Start of EXTRACTED DATA
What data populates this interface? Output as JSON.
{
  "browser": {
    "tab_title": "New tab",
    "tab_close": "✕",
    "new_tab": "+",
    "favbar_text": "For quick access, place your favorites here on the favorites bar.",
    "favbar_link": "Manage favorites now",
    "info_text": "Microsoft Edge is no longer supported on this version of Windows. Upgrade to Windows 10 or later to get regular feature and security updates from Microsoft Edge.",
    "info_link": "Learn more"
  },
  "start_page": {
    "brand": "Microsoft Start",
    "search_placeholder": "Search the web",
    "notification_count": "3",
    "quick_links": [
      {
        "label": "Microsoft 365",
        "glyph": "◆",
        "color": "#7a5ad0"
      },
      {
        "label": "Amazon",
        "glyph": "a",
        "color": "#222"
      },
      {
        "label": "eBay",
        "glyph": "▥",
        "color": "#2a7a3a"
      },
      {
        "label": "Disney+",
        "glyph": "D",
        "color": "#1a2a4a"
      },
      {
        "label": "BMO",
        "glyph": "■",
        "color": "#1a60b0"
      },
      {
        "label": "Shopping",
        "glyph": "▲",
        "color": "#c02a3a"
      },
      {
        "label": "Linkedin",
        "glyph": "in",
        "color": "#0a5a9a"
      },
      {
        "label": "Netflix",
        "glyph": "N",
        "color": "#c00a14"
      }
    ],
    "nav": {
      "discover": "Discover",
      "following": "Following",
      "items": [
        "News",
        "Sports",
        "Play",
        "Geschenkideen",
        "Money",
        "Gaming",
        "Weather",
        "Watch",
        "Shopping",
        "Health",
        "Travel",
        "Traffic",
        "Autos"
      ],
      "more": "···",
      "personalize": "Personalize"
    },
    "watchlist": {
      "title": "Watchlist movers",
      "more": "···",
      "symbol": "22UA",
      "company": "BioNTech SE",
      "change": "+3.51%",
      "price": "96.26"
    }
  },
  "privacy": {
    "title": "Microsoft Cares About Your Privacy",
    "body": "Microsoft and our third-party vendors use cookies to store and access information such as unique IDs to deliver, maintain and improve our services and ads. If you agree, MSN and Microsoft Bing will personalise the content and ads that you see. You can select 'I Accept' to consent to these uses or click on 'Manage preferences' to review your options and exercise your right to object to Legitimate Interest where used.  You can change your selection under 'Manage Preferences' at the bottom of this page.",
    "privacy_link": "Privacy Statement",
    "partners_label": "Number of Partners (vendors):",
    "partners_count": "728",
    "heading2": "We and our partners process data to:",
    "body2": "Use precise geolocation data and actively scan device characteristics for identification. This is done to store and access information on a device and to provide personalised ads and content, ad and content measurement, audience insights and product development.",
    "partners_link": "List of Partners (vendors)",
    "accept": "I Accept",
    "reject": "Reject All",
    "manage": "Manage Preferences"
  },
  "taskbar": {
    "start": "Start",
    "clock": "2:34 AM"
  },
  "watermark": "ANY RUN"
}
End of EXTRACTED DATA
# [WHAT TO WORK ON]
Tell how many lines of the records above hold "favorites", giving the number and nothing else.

# [YOUR SOLUTION]
2